Kidney Disease Symptom in Dog

Recognizing kidney disease symptoms in dogs can mean the difference between a really sick dog and one that will recover.

It's important to stay informed and with one in five adult dogs being afflicted with some sort of kidney problem it is something you should know about.

Due to the nature of the kidneys, the most common and early symptoms that indicate some sort of underlying kidney issue is excessive urination.

A dog with kidney disease symptoms might produce excessive amounts of urine, which tends to be dilute due to the kidneys being unable to fulfill their function of filtering out toxins from the bloodstream.

Instead of being expelled from the dog's body in the form of waste, these toxins instead contaminate the rest of the body, causing the condition to escalate until other, more obvious symptoms begin to manifest.

This kind of illness is the second leading cause of death in canines after dog cancer, so it's imperative that the signs are recognized and the issue is dealt with early on.

For the most part, a dog kidney disease symptom in dogs will be caused by some other kind of illness.

Usually this underlying illness will merely be a result of the dog's age—After all, most of the dogs that suffer from this type of issue are very old. When a kidney dog disease like this is caused by some other root cause, the condition is known as chronic renal failure.

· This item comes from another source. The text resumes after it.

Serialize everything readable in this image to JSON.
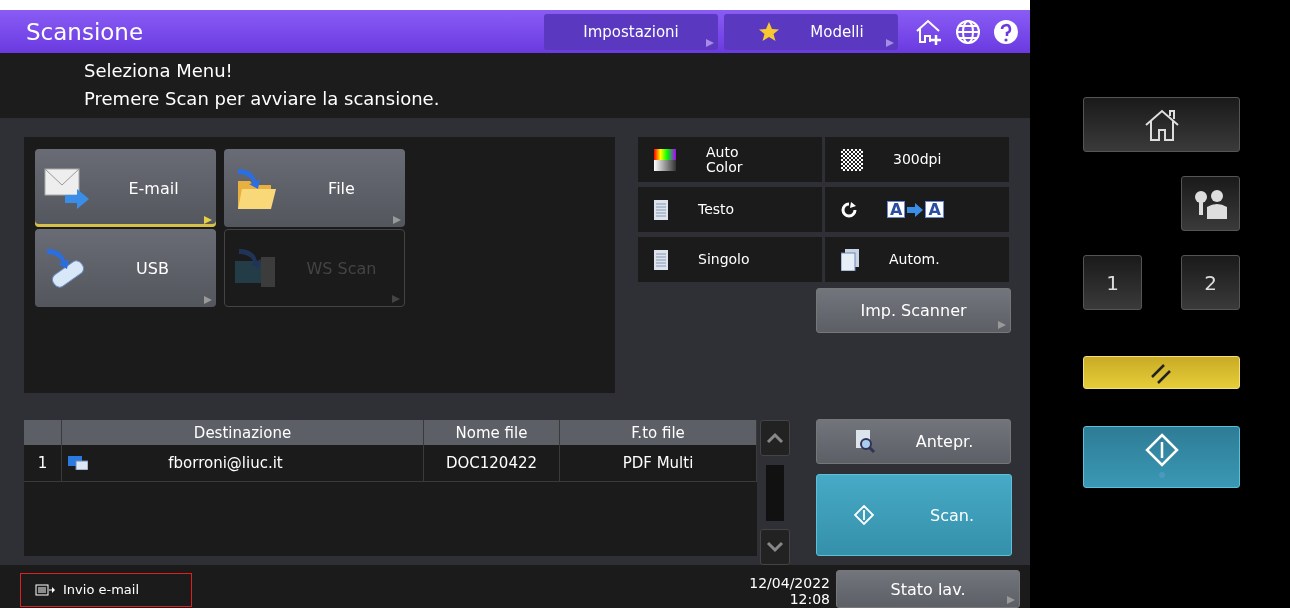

This being the most common form of kidney failure in canines, it tends to result in just about each well-known kidney disease symptom in dog breeds. As of yet, due to the nature and cause of this type of dog disease, there aren't very many specific measures that can be taken in order to ensure that it doesn't crop up in your dog.

Another main type of kidney disease in dogs—One that's a bit easier to prevent—Is acute renal failure.

This is pretty similar to chronic renal failure for the most part, with the exception of its root causes; acute renal failure is usually the result of the dog ingesting some kind of toxic chemical or toxic foods.

Various forms of rat poison are often the culprit, and antifreeze has been known to induce this disease too.

The symptoms for this type of illness are mostly the same as in chronic renal failure, but often a dog that has acute renal failure will suffer from the inability to produce urine at all rather than producing it in mass quantities.

Unlike chronic renal failure, preventing this from affecting your dog is usually just a matter of making sure the pet stays away from potentially deadly chemicals.

Aside from producing too much (or no) urine, another kidney disease symptom in dog breeds is a very bizarre gait and posture due to large amounts of pain in the kidneys.

This is one of the symptoms that appears after the diseases are in their more advanced stages and is a sign that the trouble is serious.

Luckily, there are various forms of dog first aid available to help pets with failing kidneys, and it can often also help to regulate their diet so as to reduce the amount of contamination to the blood.